Exxcept.. if you are doing something remarkable. You might not instantly have a loyal following but it shows you can make a big impact quickly even if your network isn’t that big. The difference is what your spreading and how that will reflect on other people if they share it with their friends. Lets face it, anytime you share a link, especially on facebook, you take into consideration whether your friends will like it or not. If you like it and you don’t think your friends will, you probably won’t share it. If you like it but aren’t sure how you will be judged on it you might DM it to a couple close friends. Twitter is a little more care-free where people usually just speak their mind but you still know your friends are going to see it and consider how each tweet will portray yourself. Have you ever noticed when you get together with your friends in person you will be talking and mention a tweet you sent out or read a while back, almost everyone will have saw it or know what your talking about but why didn’t they say anything about it earlier? Basically the theory is; it’s easy to get your network to look at something, people are bored. But for them to take action, stick their neck out to their network and repost something as their own, that is difficult. It is especially difficult if the topic is something controversial where people have to take one side or the other.

So how do you do it? 3 ways:

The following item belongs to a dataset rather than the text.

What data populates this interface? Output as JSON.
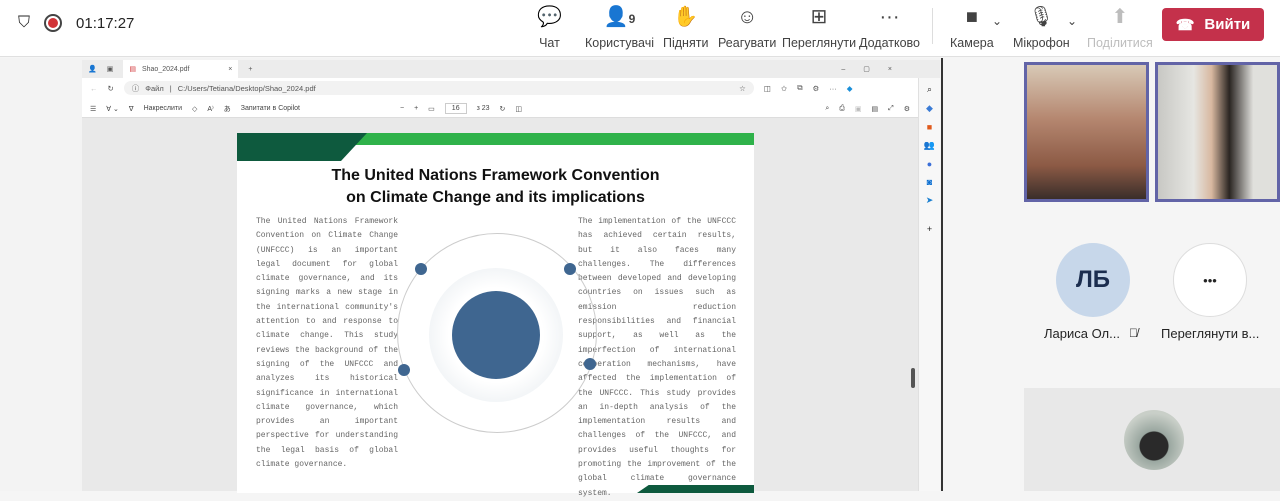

1. If people already trust you. You are already a respected member in a niche and because of your accomplishments people aren’t afraid to support you because there isn’t really an argument that you are good at what you do.

2. Be selfless. If you are posting something in order to help someone else people are much more likely to support that. This relates to a quote from Simon Sinek’s book that I have mentioned in earlier posts ” When you compete against everyone else, no one wants to help you. But when you compete against yourself, everyone wants to help you.” Of course by retweeting a good cause on twitter you are not necessarily competing against your self but you are working as a group not an individual and that’s partly why you will be more likely to be supported.

3. Do something remarkable. (that will cause people to remark about) …If what your doing is truly different or amazing in someway people will love to support you. Have you ever noticed if some of your old friends on facebook are doing something really awesome, maybe they started a cool company or made some music that was really cool, their post will get 3 times the likes and comments of any other random one. Why? Because if your not supporting that person whether they be a good friend or not you are seen as being a little bit cynical. (yup unwritten rules of facebook) If what they are doing is actually cool and you have had at least a couple chats with that person in your life you owe them at least a like.

This list isn’t rocket science, it is also not written in stone but those are the main ingredients I have seen in posts that have attracted the most attention. I wonder if @Jack and @Biz knew the kind of impact their service would have even after a year of it being live. Twitter is so powerful it’s unfathomable. Think about this: twitter has about 50 million users who log in daily and with one tweet justin beiber got 20 million views on his you tube video for mistletoe in 10 days! Crazy. Youtube videos have been going “viral” for years and in the early days they would go viral literally by word of mouth. Even with that form of sharing things spread fast, now with how mainstream twitter is and being a catalyst for sharing cool stuff things can spread exponentially quicker. It’s cool to know that if you make something worth talking about these days, you will get noticed.